WHAT YOU NEED TO DO
Say how many lines of the material below contain the word "texte", with no other words.
****
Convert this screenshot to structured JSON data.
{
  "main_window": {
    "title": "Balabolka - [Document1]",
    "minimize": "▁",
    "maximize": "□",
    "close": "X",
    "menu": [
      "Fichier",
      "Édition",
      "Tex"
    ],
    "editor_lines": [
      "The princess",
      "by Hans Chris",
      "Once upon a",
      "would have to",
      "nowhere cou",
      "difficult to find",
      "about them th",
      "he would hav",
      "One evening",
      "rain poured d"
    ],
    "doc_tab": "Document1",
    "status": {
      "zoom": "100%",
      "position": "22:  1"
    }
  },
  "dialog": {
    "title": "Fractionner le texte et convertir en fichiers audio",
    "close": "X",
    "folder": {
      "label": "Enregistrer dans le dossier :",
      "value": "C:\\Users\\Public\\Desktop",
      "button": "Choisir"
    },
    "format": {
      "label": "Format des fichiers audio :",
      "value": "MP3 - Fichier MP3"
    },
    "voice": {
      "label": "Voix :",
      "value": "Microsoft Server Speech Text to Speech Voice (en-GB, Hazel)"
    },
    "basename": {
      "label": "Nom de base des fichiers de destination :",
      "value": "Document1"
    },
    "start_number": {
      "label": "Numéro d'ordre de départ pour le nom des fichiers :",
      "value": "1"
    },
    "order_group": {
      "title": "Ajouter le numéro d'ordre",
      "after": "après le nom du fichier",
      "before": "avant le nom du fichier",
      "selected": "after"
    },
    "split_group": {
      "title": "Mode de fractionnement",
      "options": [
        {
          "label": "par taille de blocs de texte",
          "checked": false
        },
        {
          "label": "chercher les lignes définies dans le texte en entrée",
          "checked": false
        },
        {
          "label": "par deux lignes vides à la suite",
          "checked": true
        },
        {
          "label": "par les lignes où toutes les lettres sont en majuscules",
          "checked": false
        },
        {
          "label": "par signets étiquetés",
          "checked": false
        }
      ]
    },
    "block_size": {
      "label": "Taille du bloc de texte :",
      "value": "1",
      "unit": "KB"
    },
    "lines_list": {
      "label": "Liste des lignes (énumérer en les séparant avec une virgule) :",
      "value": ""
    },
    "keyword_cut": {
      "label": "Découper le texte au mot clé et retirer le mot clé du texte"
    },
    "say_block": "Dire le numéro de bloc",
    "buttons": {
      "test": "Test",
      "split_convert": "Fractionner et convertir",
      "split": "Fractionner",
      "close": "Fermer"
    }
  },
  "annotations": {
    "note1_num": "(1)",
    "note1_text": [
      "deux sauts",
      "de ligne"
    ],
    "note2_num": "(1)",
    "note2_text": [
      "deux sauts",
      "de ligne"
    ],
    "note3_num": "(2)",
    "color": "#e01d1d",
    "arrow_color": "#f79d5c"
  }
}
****
ANSWER AREA
5